## EXERCISE INSTRUCTIONS
What is needed is an exact copy of every entry below, with the pictures left out.

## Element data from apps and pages
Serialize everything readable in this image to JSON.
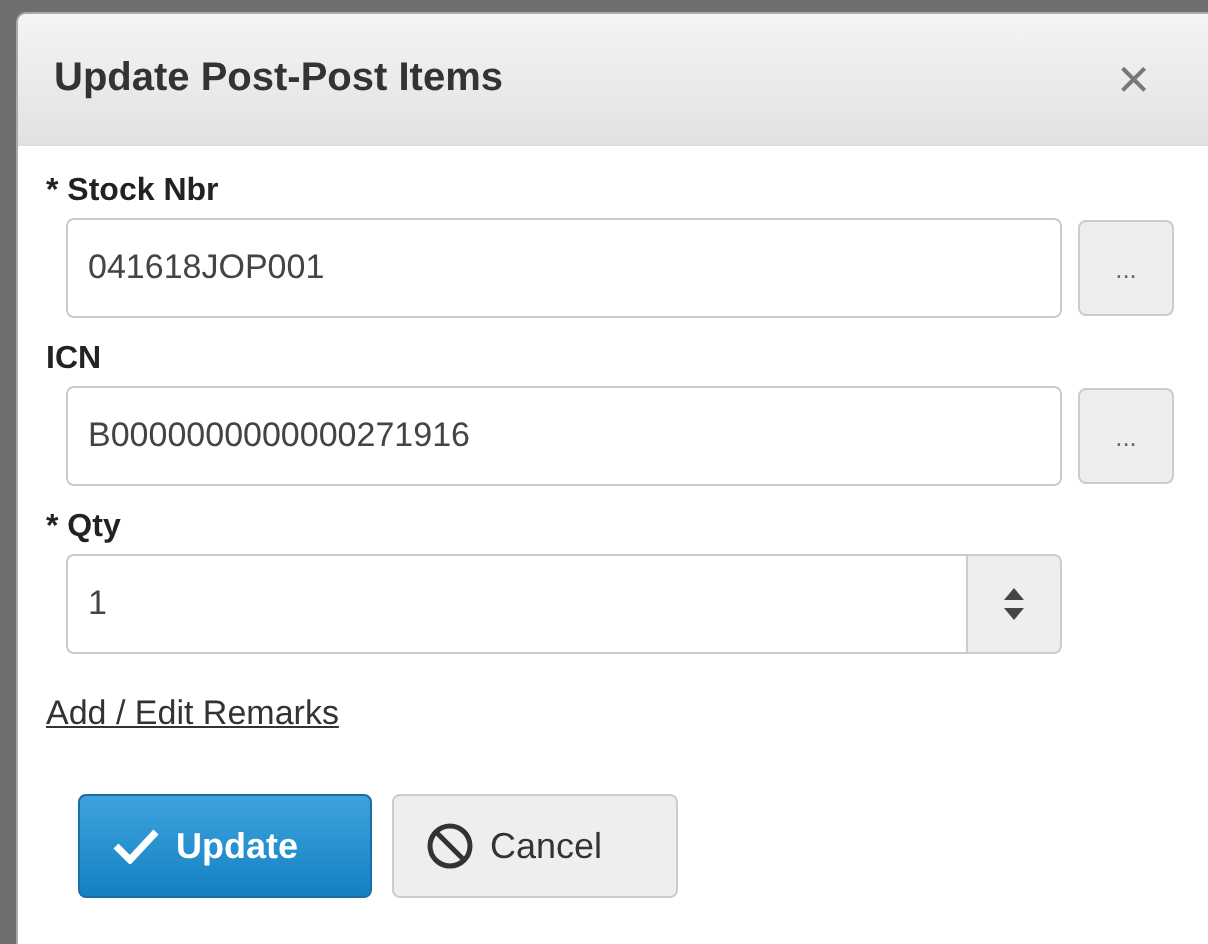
{
  "dialog": {
    "title": "Update Post-Post Items",
    "close": "×"
  },
  "fields": [
    {
      "kind": "lookup",
      "label": "* Stock Nbr",
      "value": "041618JOP001",
      "button": "..."
    },
    {
      "kind": "lookup",
      "label": "ICN",
      "value": "B0000000000000271916",
      "button": "..."
    },
    {
      "kind": "spinner",
      "label": "* Qty",
      "value": "1"
    }
  ],
  "link": "Add / Edit Remarks",
  "buttons": [
    {
      "kind": "primary",
      "label": "Update"
    },
    {
      "kind": "cancel",
      "label": "Cancel"
    }
  ]
}
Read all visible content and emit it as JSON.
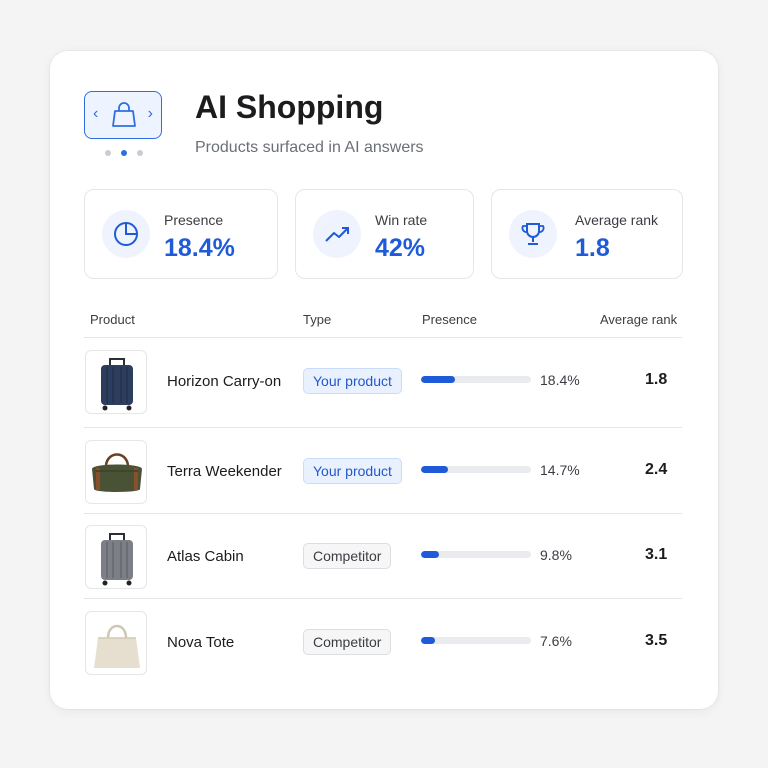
{
  "header": {
    "title": "AI Shopping",
    "subtitle": "Products surfaced in AI answers",
    "app_icon": "shopping-bag-icon",
    "carousel": {
      "dots": 3,
      "active_index": 1
    }
  },
  "stats": [
    {
      "label": "Presence",
      "value": "18.4%",
      "icon": "pie-chart-icon"
    },
    {
      "label": "Win rate",
      "value": "42%",
      "icon": "trend-up-icon"
    },
    {
      "label": "Average rank",
      "value": "1.8",
      "icon": "trophy-icon"
    }
  ],
  "table": {
    "headers": {
      "product": "Product",
      "type": "Type",
      "presence": "Presence",
      "rank": "Average rank"
    },
    "rows": [
      {
        "name": "Horizon Carry-on",
        "type": "Your product",
        "type_kind": "yours",
        "presence": "18.4%",
        "presence_value": 18.4,
        "rank": "1.8",
        "image": "navy-suitcase"
      },
      {
        "name": "Terra Weekender",
        "type": "Your product",
        "type_kind": "yours",
        "presence": "14.7%",
        "presence_value": 14.7,
        "rank": "2.4",
        "image": "olive-duffel-bag"
      },
      {
        "name": "Atlas Cabin",
        "type": "Competitor",
        "type_kind": "comp",
        "presence": "9.8%",
        "presence_value": 9.8,
        "rank": "3.1",
        "image": "gray-suitcase"
      },
      {
        "name": "Nova Tote",
        "type": "Competitor",
        "type_kind": "comp",
        "presence": "7.6%",
        "presence_value": 7.6,
        "rank": "3.5",
        "image": "cream-tote-bag"
      }
    ]
  },
  "colors": {
    "accent": "#1f5bd8",
    "accent_light": "#eef3fd",
    "bar_track": "#e9ebee"
  }
}
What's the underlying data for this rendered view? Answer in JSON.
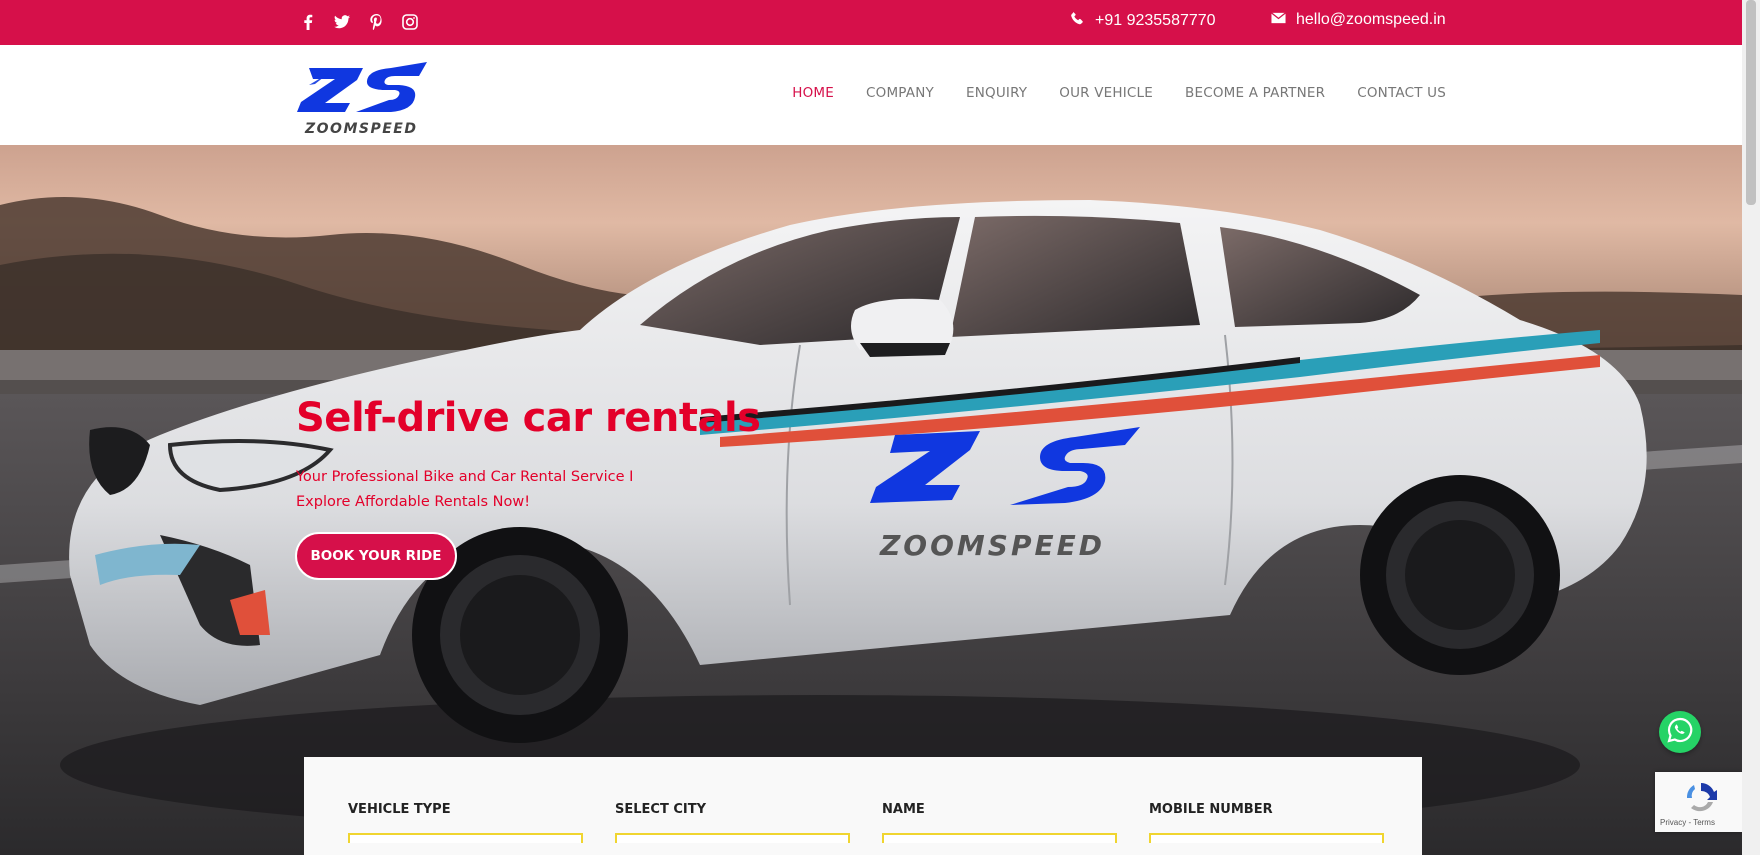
{
  "topbar": {
    "social": [
      {
        "name": "facebook-icon",
        "glyph": "f"
      },
      {
        "name": "twitter-icon",
        "glyph": ""
      },
      {
        "name": "pinterest-icon",
        "glyph": ""
      },
      {
        "name": "instagram-icon",
        "glyph": ""
      }
    ],
    "phone": "+91 9235587770",
    "email": "hello@zoomspeed.in"
  },
  "header": {
    "logo_mark": "ZS",
    "logo_wordmark": "ZOOMSPEED",
    "nav": [
      "HOME",
      "COMPANY",
      "ENQUIRY",
      "OUR VEHICLE",
      "BECOME A PARTNER",
      "CONTACT US"
    ],
    "active_nav": "HOME"
  },
  "hero": {
    "title": "Self-drive car rentals",
    "subtitle_line1": "Your Professional Bike and Car Rental Service I",
    "subtitle_line2": "Explore Affordable Rentals Now!",
    "cta": "BOOK YOUR RIDE",
    "car_logo_mark": "ZS",
    "car_logo_wordmark": "ZOOMSPEED"
  },
  "form": {
    "fields": [
      "VEHICLE TYPE",
      "SELECT CITY",
      "NAME",
      "MOBILE NUMBER"
    ]
  },
  "widgets": {
    "recaptcha_text": "Privacy - Terms"
  },
  "colors": {
    "brand_red": "#d6104a",
    "hero_text": "#e3002a",
    "logo_blue": "#1037e0",
    "input_border": "#f0d530"
  }
}
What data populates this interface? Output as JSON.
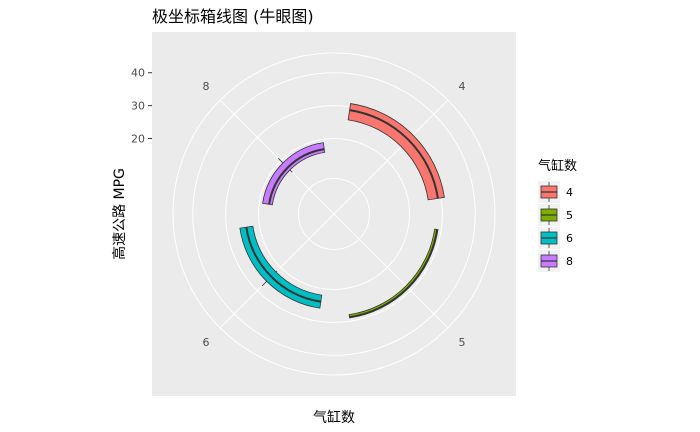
{
  "chart_data": {
    "type": "boxplot",
    "coord": "polar",
    "title": "极坐标箱线图 (牛眼图)",
    "xlabel": "气缸数",
    "ylabel": "高速公路 MPG",
    "categories": [
      "4",
      "5",
      "6",
      "8"
    ],
    "yticks": [
      20,
      30,
      40
    ],
    "ylim": [
      8,
      46
    ],
    "boxes": [
      {
        "category": "4",
        "color": "#F8766D",
        "lower_whisker": 26,
        "q1": 26,
        "median": 29,
        "q3": 31,
        "upper_whisker": 31
      },
      {
        "category": "5",
        "color": "#7CAE00",
        "lower_whisker": 28,
        "q1": 28,
        "median": 28.8,
        "q3": 29,
        "upper_whisker": 29
      },
      {
        "category": "6",
        "color": "#00BFC4",
        "lower_whisker": 21.5,
        "q1": 22,
        "median": 24,
        "q3": 26,
        "upper_whisker": 28
      },
      {
        "category": "8",
        "color": "#C77CFF",
        "lower_whisker": 15,
        "q1": 16,
        "median": 17,
        "q3": 19,
        "upper_whisker": 21
      }
    ],
    "grid": true,
    "legend": {
      "title": "气缸数",
      "position": "right",
      "entries": [
        "4",
        "5",
        "6",
        "8"
      ]
    }
  }
}
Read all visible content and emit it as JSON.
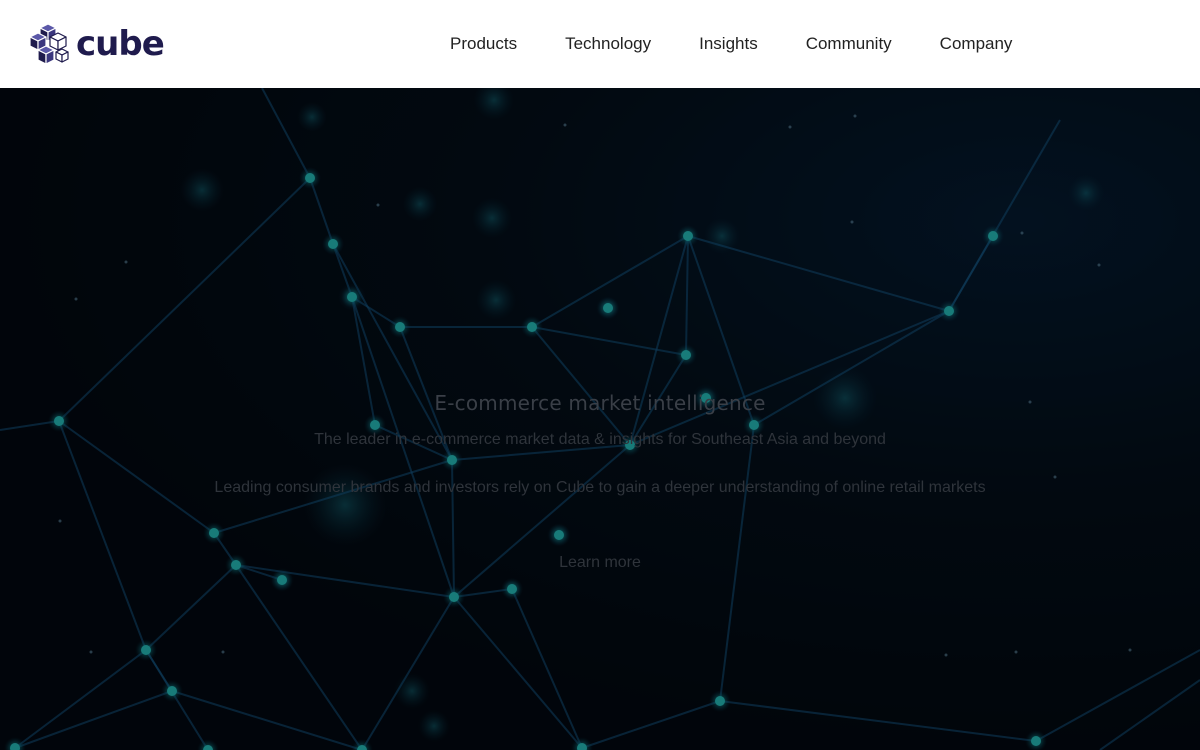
{
  "header": {
    "logo_text": "cube",
    "logo_icon": "cube-stack-icon",
    "nav": [
      {
        "label": "Products"
      },
      {
        "label": "Technology"
      },
      {
        "label": "Insights"
      },
      {
        "label": "Community"
      },
      {
        "label": "Company"
      }
    ]
  },
  "hero": {
    "title": "E-commerce market intelligence",
    "subtitle": "The leader in e-commerce market data & insights for Southeast Asia and beyond",
    "description": "Leading consumer brands and investors rely on Cube to gain a deeper understanding of online retail markets",
    "cta_label": "Learn more",
    "background": "network-graph-image"
  },
  "colors": {
    "brand": "#1f1b4d",
    "node": "#1fd6d6",
    "edge": "#1b6fa8",
    "background": "#020a14"
  }
}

## SOLUTION TO THIS PROBLEM
Serialize everything readable in this image to JSON.
{
  "dialog": {
    "title": "Update Post-Post Items",
    "close": "×"
  },
  "fields": [
    {
      "kind": "lookup",
      "label": "* Stock Nbr",
      "value": "041618JOP001",
      "button": "..."
    },
    {
      "kind": "lookup",
      "label": "ICN",
      "value": "B0000000000000271916",
      "button": "..."
    },
    {
      "kind": "spinner",
      "label": "* Qty",
      "value": "1"
    }
  ],
  "link": "Add / Edit Remarks",
  "buttons": [
    {
      "kind": "primary",
      "label": "Update"
    },
    {
      "kind": "cancel",
      "label": "Cancel"
    }
  ]
}
Read all visible content and emit it as JSON.
{
  "header": {
    "title": "AI Shopping",
    "subtitle": "Products surfaced in AI answers",
    "app_icon": "shopping-bag-icon",
    "carousel": {
      "dots": 3,
      "active_index": 1
    }
  },
  "stats": [
    {
      "label": "Presence",
      "value": "18.4%",
      "icon": "pie-chart-icon"
    },
    {
      "label": "Win rate",
      "value": "42%",
      "icon": "trend-up-icon"
    },
    {
      "label": "Average rank",
      "value": "1.8",
      "icon": "trophy-icon"
    }
  ],
  "table": {
    "headers": {
      "product": "Product",
      "type": "Type",
      "presence": "Presence",
      "rank": "Average rank"
    },
    "rows": [
      {
        "name": "Horizon Carry-on",
        "type": "Your product",
        "type_kind": "yours",
        "presence": "18.4%",
        "presence_value": 18.4,
        "rank": "1.8",
        "image": "navy-suitcase"
      },
      {
        "name": "Terra Weekender",
        "type": "Your product",
        "type_kind": "yours",
        "presence": "14.7%",
        "presence_value": 14.7,
        "rank": "2.4",
        "image": "olive-duffel-bag"
      },
      {
        "name": "Atlas Cabin",
        "type": "Competitor",
        "type_kind": "comp",
        "presence": "9.8%",
        "presence_value": 9.8,
        "rank": "3.1",
        "image": "gray-suitcase"
      },
      {
        "name": "Nova Tote",
        "type": "Competitor",
        "type_kind": "comp",
        "presence": "7.6%",
        "presence_value": 7.6,
        "rank": "3.5",
        "image": "cream-tote-bag"
      }
    ]
  },
  "colors": {
    "accent": "#1f5bd8",
    "accent_light": "#eef3fd",
    "bar_track": "#e9ebee"
  }
}
What's the underlying data for this rendered view? Answer in JSON.
{
  "topbar": {
    "social": [
      {
        "name": "facebook-icon",
        "glyph": "f"
      },
      {
        "name": "twitter-icon",
        "glyph": ""
      },
      {
        "name": "pinterest-icon",
        "glyph": ""
      },
      {
        "name": "instagram-icon",
        "glyph": ""
      }
    ],
    "phone": "+91 9235587770",
    "email": "hello@zoomspeed.in"
  },
  "header": {
    "logo_mark": "ZS",
    "logo_wordmark": "ZOOMSPEED",
    "nav": [
      "HOME",
      "COMPANY",
      "ENQUIRY",
      "OUR VEHICLE",
      "BECOME A PARTNER",
      "CONTACT US"
    ],
    "active_nav": "HOME"
  },
  "hero": {
    "title": "Self-drive car rentals",
    "subtitle_line1": "Your Professional Bike and Car Rental Service I",
    "subtitle_line2": "Explore Affordable Rentals Now!",
    "cta": "BOOK YOUR RIDE",
    "car_logo_mark": "ZS",
    "car_logo_wordmark": "ZOOMSPEED"
  },
  "form": {
    "fields": [
      "VEHICLE TYPE",
      "SELECT CITY",
      "NAME",
      "MOBILE NUMBER"
    ]
  },
  "widgets": {
    "recaptcha_text": "Privacy - Terms"
  },
  "colors": {
    "brand_red": "#d6104a",
    "hero_text": "#e3002a",
    "logo_blue": "#1037e0",
    "input_border": "#f0d530"
  }
}
What data populates this interface? Output as JSON.
{
  "chart_data": {
    "type": "boxplot",
    "coord": "polar",
    "title": "极坐标箱线图 (牛眼图)",
    "xlabel": "气缸数",
    "ylabel": "高速公路 MPG",
    "categories": [
      "4",
      "5",
      "6",
      "8"
    ],
    "yticks": [
      20,
      30,
      40
    ],
    "ylim": [
      8,
      46
    ],
    "boxes": [
      {
        "category": "4",
        "color": "#F8766D",
        "lower_whisker": 26,
        "q1": 26,
        "median": 29,
        "q3": 31,
        "upper_whisker": 31
      },
      {
        "category": "5",
        "color": "#7CAE00",
        "lower_whisker": 28,
        "q1": 28,
        "median": 28.8,
        "q3": 29,
        "upper_whisker": 29
      },
      {
        "category": "6",
        "color": "#00BFC4",
        "lower_whisker": 21.5,
        "q1": 22,
        "median": 24,
        "q3": 26,
        "upper_whisker": 28
      },
      {
        "category": "8",
        "color": "#C77CFF",
        "lower_whisker": 15,
        "q1": 16,
        "median": 17,
        "q3": 19,
        "upper_whisker": 21
      }
    ],
    "grid": true,
    "legend": {
      "title": "气缸数",
      "position": "right",
      "entries": [
        "4",
        "5",
        "6",
        "8"
      ]
    }
  }
}
Read all visible content and emit it as JSON.
{
  "header": {
    "logo_text": "cube",
    "logo_icon": "cube-stack-icon",
    "nav": [
      {
        "label": "Products"
      },
      {
        "label": "Technology"
      },
      {
        "label": "Insights"
      },
      {
        "label": "Community"
      },
      {
        "label": "Company"
      }
    ]
  },
  "hero": {
    "title": "E-commerce market intelligence",
    "subtitle": "The leader in e-commerce market data & insights for Southeast Asia and beyond",
    "description": "Leading consumer brands and investors rely on Cube to gain a deeper understanding of online retail markets",
    "cta_label": "Learn more",
    "background": "network-graph-image"
  },
  "colors": {
    "brand": "#1f1b4d",
    "node": "#1fd6d6",
    "edge": "#1b6fa8",
    "background": "#020a14"
  }
}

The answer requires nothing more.